- _The task_
Leave out any picture and return the remaining listing below exactly as given.

- _Information shown_
════════════════════

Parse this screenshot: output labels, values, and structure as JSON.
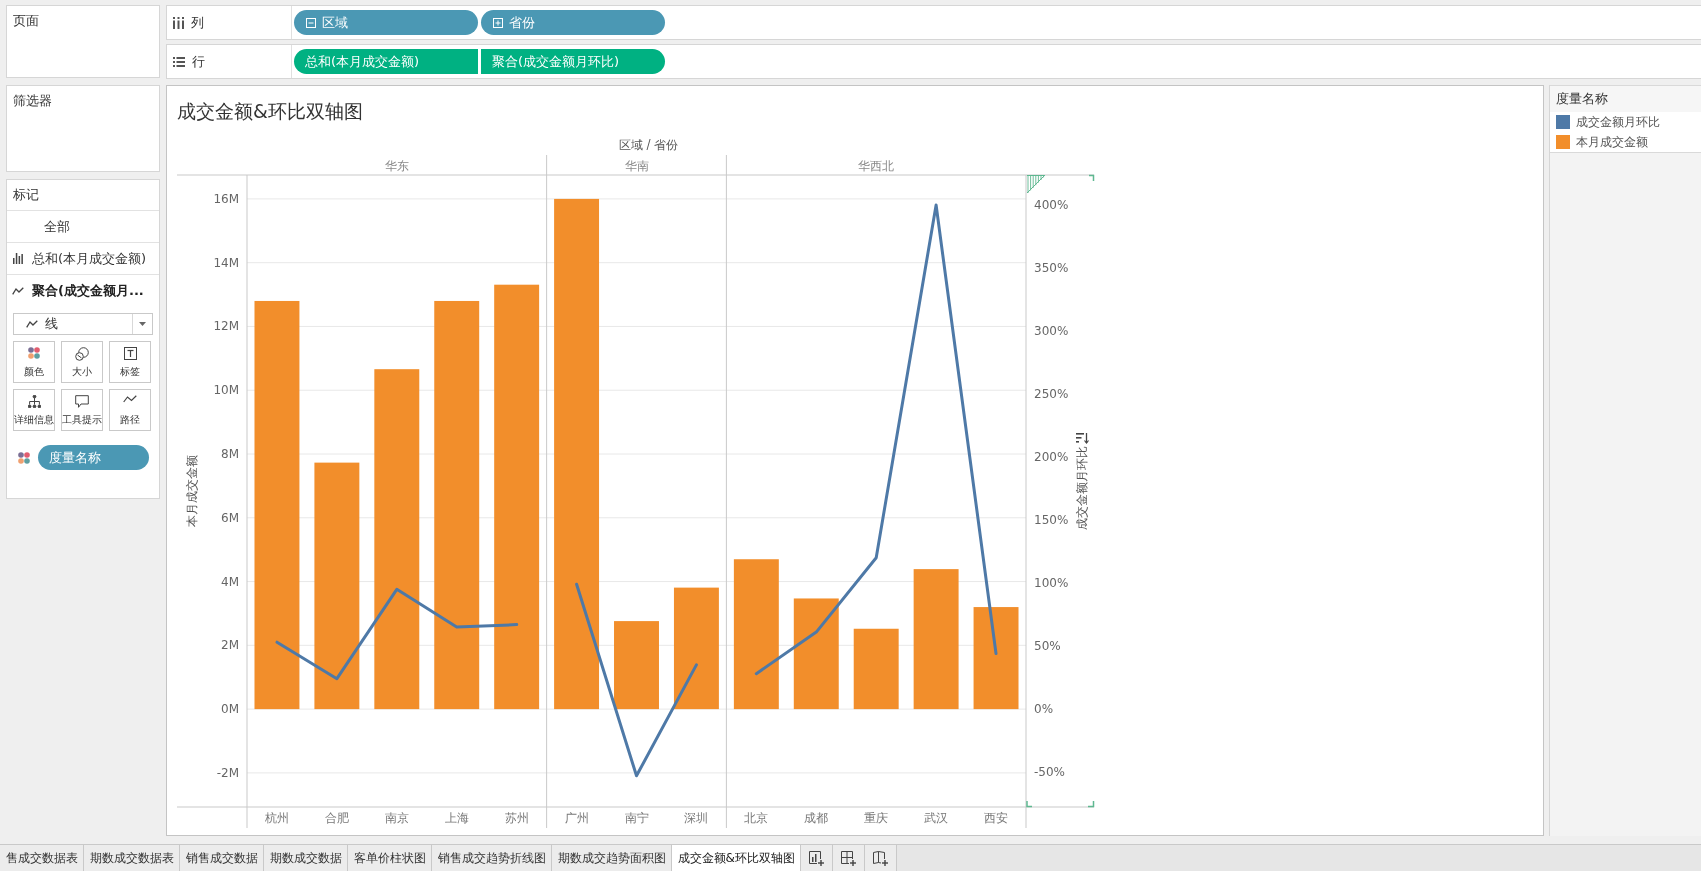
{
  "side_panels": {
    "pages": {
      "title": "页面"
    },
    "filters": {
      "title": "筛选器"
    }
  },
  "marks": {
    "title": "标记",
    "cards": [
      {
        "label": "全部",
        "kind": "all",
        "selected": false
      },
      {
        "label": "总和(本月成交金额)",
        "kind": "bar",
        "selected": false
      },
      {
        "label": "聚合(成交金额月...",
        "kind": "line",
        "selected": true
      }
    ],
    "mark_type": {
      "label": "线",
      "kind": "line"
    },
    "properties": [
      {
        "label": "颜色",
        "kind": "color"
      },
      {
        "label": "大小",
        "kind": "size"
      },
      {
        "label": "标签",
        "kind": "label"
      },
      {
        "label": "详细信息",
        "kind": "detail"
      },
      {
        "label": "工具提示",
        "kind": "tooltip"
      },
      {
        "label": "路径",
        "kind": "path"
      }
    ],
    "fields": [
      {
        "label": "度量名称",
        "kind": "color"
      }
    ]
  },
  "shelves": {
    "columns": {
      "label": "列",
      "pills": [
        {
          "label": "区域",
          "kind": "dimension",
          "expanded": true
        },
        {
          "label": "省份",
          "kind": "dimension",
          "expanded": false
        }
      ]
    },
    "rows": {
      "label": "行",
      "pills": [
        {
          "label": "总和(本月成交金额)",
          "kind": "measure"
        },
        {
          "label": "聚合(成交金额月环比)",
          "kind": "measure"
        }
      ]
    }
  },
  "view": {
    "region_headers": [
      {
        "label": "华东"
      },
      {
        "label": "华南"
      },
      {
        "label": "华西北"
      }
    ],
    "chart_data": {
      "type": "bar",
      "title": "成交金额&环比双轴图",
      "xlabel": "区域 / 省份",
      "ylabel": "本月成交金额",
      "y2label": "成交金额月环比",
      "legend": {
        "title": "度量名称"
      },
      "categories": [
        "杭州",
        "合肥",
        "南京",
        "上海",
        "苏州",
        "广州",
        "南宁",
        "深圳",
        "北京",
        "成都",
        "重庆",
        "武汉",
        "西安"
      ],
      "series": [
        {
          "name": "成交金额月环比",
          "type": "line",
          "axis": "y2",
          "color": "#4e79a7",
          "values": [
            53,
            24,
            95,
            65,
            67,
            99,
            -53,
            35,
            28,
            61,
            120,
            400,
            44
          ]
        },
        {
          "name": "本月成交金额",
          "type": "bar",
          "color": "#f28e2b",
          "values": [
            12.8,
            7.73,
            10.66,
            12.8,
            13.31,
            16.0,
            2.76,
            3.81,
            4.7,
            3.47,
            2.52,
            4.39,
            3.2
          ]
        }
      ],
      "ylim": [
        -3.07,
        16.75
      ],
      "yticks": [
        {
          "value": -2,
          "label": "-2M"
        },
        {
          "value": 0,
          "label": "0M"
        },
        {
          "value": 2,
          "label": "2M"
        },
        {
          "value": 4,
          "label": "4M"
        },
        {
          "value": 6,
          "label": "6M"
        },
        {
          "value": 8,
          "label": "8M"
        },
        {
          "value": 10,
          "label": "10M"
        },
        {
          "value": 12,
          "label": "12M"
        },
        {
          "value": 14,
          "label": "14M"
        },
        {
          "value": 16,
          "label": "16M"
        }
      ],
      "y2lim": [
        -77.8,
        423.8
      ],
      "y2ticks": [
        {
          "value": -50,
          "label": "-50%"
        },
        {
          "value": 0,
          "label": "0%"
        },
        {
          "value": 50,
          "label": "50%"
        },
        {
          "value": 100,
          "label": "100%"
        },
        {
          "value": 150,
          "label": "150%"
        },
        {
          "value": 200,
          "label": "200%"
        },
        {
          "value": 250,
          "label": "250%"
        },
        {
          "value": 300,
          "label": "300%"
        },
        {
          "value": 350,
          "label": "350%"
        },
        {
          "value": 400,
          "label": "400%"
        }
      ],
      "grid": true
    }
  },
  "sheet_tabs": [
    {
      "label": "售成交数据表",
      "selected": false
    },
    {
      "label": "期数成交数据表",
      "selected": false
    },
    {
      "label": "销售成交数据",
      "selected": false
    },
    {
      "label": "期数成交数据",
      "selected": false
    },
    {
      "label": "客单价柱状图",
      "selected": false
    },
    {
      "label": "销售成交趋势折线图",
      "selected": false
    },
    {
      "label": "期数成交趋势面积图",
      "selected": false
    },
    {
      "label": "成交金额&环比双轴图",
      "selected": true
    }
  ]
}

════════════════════

- _Answer to the exercise_
Parse this screenshot: output labels, values, and structure as JSON.
{
  "side_panels": {
    "pages": {
      "title": "页面"
    },
    "filters": {
      "title": "筛选器"
    }
  },
  "marks": {
    "title": "标记",
    "cards": [
      {
        "label": "全部",
        "kind": "all",
        "selected": false
      },
      {
        "label": "总和(本月成交金额)",
        "kind": "bar",
        "selected": false
      },
      {
        "label": "聚合(成交金额月...",
        "kind": "line",
        "selected": true
      }
    ],
    "mark_type": {
      "label": "线",
      "kind": "line"
    },
    "properties": [
      {
        "label": "颜色",
        "kind": "color"
      },
      {
        "label": "大小",
        "kind": "size"
      },
      {
        "label": "标签",
        "kind": "label"
      },
      {
        "label": "详细信息",
        "kind": "detail"
      },
      {
        "label": "工具提示",
        "kind": "tooltip"
      },
      {
        "label": "路径",
        "kind": "path"
      }
    ],
    "fields": [
      {
        "label": "度量名称",
        "kind": "color"
      }
    ]
  },
  "shelves": {
    "columns": {
      "label": "列",
      "pills": [
        {
          "label": "区域",
          "kind": "dimension",
          "expanded": true
        },
        {
          "label": "省份",
          "kind": "dimension",
          "expanded": false
        }
      ]
    },
    "rows": {
      "label": "行",
      "pills": [
        {
          "label": "总和(本月成交金额)",
          "kind": "measure"
        },
        {
          "label": "聚合(成交金额月环比)",
          "kind": "measure"
        }
      ]
    }
  },
  "view": {
    "region_headers": [
      {
        "label": "华东"
      },
      {
        "label": "华南"
      },
      {
        "label": "华西北"
      }
    ],
    "chart_data": {
      "type": "bar",
      "title": "成交金额&环比双轴图",
      "xlabel": "区域 / 省份",
      "ylabel": "本月成交金额",
      "y2label": "成交金额月环比",
      "legend": {
        "title": "度量名称"
      },
      "categories": [
        "杭州",
        "合肥",
        "南京",
        "上海",
        "苏州",
        "广州",
        "南宁",
        "深圳",
        "北京",
        "成都",
        "重庆",
        "武汉",
        "西安"
      ],
      "series": [
        {
          "name": "成交金额月环比",
          "type": "line",
          "axis": "y2",
          "color": "#4e79a7",
          "values": [
            53,
            24,
            95,
            65,
            67,
            99,
            -53,
            35,
            28,
            61,
            120,
            400,
            44
          ]
        },
        {
          "name": "本月成交金额",
          "type": "bar",
          "color": "#f28e2b",
          "values": [
            12.8,
            7.73,
            10.66,
            12.8,
            13.31,
            16.0,
            2.76,
            3.81,
            4.7,
            3.47,
            2.52,
            4.39,
            3.2
          ]
        }
      ],
      "ylim": [
        -3.07,
        16.75
      ],
      "yticks": [
        {
          "value": -2,
          "label": "-2M"
        },
        {
          "value": 0,
          "label": "0M"
        },
        {
          "value": 2,
          "label": "2M"
        },
        {
          "value": 4,
          "label": "4M"
        },
        {
          "value": 6,
          "label": "6M"
        },
        {
          "value": 8,
          "label": "8M"
        },
        {
          "value": 10,
          "label": "10M"
        },
        {
          "value": 12,
          "label": "12M"
        },
        {
          "value": 14,
          "label": "14M"
        },
        {
          "value": 16,
          "label": "16M"
        }
      ],
      "y2lim": [
        -77.8,
        423.8
      ],
      "y2ticks": [
        {
          "value": -50,
          "label": "-50%"
        },
        {
          "value": 0,
          "label": "0%"
        },
        {
          "value": 50,
          "label": "50%"
        },
        {
          "value": 100,
          "label": "100%"
        },
        {
          "value": 150,
          "label": "150%"
        },
        {
          "value": 200,
          "label": "200%"
        },
        {
          "value": 250,
          "label": "250%"
        },
        {
          "value": 300,
          "label": "300%"
        },
        {
          "value": 350,
          "label": "350%"
        },
        {
          "value": 400,
          "label": "400%"
        }
      ],
      "grid": true
    }
  },
  "sheet_tabs": [
    {
      "label": "售成交数据表",
      "selected": false
    },
    {
      "label": "期数成交数据表",
      "selected": false
    },
    {
      "label": "销售成交数据",
      "selected": false
    },
    {
      "label": "期数成交数据",
      "selected": false
    },
    {
      "label": "客单价柱状图",
      "selected": false
    },
    {
      "label": "销售成交趋势折线图",
      "selected": false
    },
    {
      "label": "期数成交趋势面积图",
      "selected": false
    },
    {
      "label": "成交金额&环比双轴图",
      "selected": true
    }
  ]
}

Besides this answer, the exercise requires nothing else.